Excerpted records »
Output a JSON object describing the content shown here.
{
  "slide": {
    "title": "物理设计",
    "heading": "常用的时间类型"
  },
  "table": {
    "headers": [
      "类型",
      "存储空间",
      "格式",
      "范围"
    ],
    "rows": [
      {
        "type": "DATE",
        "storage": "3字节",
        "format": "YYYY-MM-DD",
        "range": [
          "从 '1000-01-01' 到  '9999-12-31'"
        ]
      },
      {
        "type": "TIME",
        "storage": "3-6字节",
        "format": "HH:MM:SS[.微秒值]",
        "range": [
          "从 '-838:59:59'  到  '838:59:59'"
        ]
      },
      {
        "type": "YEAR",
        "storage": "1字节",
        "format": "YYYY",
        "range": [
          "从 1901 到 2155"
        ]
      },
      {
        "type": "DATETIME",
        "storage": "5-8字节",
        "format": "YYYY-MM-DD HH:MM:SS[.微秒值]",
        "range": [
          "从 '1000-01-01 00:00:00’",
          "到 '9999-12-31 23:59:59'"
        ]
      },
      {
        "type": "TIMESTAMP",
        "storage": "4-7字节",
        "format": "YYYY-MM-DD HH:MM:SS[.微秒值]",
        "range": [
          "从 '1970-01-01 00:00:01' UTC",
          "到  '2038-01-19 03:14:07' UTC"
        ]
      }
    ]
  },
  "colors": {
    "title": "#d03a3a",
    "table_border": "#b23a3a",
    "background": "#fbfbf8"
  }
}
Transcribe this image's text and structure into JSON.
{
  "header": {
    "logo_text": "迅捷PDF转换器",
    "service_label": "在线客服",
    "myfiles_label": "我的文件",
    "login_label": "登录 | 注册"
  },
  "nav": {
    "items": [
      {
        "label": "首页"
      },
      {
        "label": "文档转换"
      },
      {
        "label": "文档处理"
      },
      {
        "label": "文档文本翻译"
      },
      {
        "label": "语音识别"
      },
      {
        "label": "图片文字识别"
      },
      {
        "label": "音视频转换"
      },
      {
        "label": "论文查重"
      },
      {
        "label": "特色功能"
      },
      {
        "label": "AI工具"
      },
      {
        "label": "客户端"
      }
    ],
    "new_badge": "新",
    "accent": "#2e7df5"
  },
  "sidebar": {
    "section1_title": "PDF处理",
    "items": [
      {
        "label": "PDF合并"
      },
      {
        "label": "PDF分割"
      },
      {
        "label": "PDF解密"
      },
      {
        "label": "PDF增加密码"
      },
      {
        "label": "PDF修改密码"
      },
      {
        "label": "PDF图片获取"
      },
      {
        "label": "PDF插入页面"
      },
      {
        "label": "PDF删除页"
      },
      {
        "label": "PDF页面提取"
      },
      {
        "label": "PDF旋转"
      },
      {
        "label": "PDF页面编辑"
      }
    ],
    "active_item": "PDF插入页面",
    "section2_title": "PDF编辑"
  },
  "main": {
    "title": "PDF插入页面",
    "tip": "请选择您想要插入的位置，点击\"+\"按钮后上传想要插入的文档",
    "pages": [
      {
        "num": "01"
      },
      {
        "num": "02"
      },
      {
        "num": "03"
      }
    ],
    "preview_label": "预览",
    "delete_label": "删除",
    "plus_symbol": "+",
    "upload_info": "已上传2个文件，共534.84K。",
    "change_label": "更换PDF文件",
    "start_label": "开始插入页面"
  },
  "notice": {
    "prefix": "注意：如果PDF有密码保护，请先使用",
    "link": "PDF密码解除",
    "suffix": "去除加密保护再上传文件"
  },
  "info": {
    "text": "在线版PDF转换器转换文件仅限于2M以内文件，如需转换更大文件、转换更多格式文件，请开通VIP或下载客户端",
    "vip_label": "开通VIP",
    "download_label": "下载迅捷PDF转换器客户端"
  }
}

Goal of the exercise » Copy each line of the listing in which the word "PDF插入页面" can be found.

Result of the task »
        "label": "PDF插入页面"
    "active_item": "PDF插入页面",
    "title": "PDF插入页面",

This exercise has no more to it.